YOUR INSTRUCTIONS
From the listing below, return every line with the string "table" in it.

INPUT FOR THIS TASK
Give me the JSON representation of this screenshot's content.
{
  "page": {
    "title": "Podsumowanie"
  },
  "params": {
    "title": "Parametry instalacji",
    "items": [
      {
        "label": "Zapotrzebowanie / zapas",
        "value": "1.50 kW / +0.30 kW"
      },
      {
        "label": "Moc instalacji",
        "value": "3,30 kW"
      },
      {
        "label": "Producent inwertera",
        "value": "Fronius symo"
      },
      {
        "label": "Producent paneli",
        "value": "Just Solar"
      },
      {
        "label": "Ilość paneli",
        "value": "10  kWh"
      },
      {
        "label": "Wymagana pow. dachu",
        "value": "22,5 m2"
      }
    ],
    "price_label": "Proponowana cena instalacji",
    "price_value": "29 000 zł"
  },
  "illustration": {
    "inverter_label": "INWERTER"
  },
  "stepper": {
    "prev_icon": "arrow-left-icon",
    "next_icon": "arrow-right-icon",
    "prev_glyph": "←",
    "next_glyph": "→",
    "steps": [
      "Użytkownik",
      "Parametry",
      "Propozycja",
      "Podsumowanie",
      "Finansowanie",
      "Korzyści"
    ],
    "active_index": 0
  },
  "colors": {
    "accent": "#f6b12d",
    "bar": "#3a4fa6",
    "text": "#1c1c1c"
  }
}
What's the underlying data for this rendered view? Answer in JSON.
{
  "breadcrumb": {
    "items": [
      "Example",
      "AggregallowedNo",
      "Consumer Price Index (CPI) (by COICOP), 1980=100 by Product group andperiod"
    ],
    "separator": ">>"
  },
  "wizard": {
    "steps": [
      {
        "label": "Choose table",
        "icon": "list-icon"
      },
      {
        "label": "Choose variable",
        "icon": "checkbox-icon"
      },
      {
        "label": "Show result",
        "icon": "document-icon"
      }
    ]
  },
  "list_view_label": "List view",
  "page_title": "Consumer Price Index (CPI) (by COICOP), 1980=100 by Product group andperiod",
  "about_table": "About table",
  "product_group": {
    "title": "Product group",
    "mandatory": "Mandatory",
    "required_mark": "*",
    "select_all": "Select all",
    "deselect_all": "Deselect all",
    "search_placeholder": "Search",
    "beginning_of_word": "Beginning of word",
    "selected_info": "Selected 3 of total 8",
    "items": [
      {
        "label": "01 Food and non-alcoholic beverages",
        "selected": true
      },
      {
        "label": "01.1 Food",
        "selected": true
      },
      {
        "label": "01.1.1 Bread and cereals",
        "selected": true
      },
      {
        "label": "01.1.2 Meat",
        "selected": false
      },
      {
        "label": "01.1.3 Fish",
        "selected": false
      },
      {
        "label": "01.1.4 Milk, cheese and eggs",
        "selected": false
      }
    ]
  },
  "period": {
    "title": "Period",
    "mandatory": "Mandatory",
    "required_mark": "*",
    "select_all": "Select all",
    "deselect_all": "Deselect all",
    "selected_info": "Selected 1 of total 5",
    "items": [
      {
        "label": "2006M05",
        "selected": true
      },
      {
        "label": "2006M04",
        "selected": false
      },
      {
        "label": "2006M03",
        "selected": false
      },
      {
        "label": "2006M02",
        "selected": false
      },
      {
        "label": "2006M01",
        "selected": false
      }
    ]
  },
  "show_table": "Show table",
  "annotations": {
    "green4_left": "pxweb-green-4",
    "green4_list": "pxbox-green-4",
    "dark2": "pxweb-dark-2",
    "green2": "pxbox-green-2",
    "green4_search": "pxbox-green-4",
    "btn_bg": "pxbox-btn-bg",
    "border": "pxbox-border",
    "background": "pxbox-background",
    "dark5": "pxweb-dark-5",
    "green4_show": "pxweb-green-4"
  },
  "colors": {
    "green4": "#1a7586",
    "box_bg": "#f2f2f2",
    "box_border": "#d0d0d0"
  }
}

ANSWER
        "label": "Choose table",
  "about_table": "About table",
  "show_table": "Show table",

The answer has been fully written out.